The accident, on May 25, 1979, in Chicago, killed 273 people. The American Airlines plane, en route to Los Angeles, crashed almost immediately after takeoff from O'Hare International Airport.

The system the FAA ordered modified concerns control surfaces called slats, large metal plates on the front edge of the wing that are extended out and down from the wing during takeoff. That extension gives the wing added lift at low speeds and makes it possible to take off and land on relatively short runways.

As the DC10 was lifting off the ground, an engine and its support mountings broke loose. Vital electrical wiring and hydraulic fluid lines were ripped from the wing, and the slats on the left wing retracted while those on the right wing remained extended.

That gave the Chicago pilot a condition called asymmetrical slats, where the right wing had substantially greater lifting ability than the left. The plane rolled to the left and crashed to the ground. Test pilots "flying" a simulator after the accident learned how to safely fly with the condition, but all but one "crashed" the simulator in his first flight.

In ordering the modification to prevent asymmetrical slats the FAA did not cite the Chicago crash, but two other incidents. In the most recent one, an Air Florida DC10 safely aborted its takeoff in Miami after the right-wing engine failed. Flying parts from the engine severed a cable and the right-wing slats retracted.

Top technical experts from the FAA and the Douglas Aircraft Co. have been meeting in recent weeks to hammer out the final details of the change. Parts have been ordered and must be installed on all U.S. DC10s by Jan. 31, 1983. The cost of the change will be "less than $10,000 an airplane," according to a McDonnell Douglas spokesman, and will be borne primarily by the individual airlines.

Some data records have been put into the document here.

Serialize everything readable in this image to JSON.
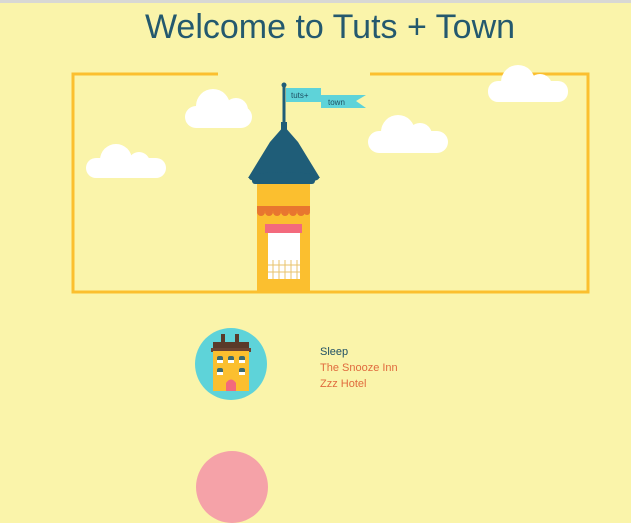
{
  "page": {
    "title": "Welcome to Tuts + Town"
  },
  "hero": {
    "flag_text_1": "tuts+",
    "flag_text_2": "town"
  },
  "colors": {
    "background": "#faf4aa",
    "title": "#24596e",
    "frame": "#fbbf2f",
    "roof": "#1f5d78",
    "flag": "#5ed3d9",
    "awning": "#f36a7c",
    "link": "#e06b3e",
    "next_circle": "#f5a2a8"
  },
  "categories": [
    {
      "heading": "Sleep",
      "icon": "hotel-icon",
      "links": [
        "The Snooze Inn",
        "Zzz Hotel"
      ]
    }
  ]
}
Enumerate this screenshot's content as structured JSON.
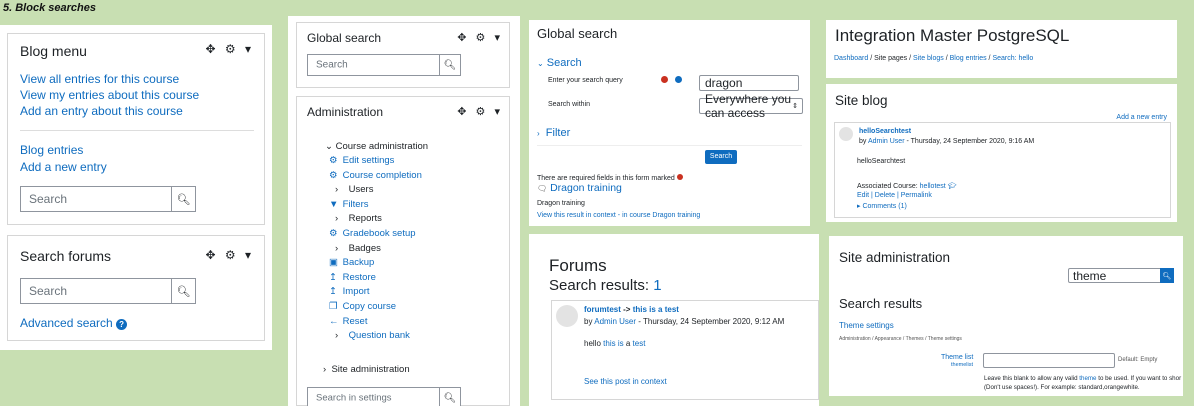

The FAA ordered several changes in the DC10 after the Chicago crash, including added redundancy in warning systems, but the slats were not changed. "The kind of damage done in Chicago was totally unpredictable," a McDonnell Douglas spokesman explained. An American Airlines maintenance procedure was blamed by the National Transportation Safety Board as the reason the engine and its mountings separated from the wing in the first place. But the NTSB said the probable cause of the accident was the asymmetrical slats and the resulting roll of the aircraft.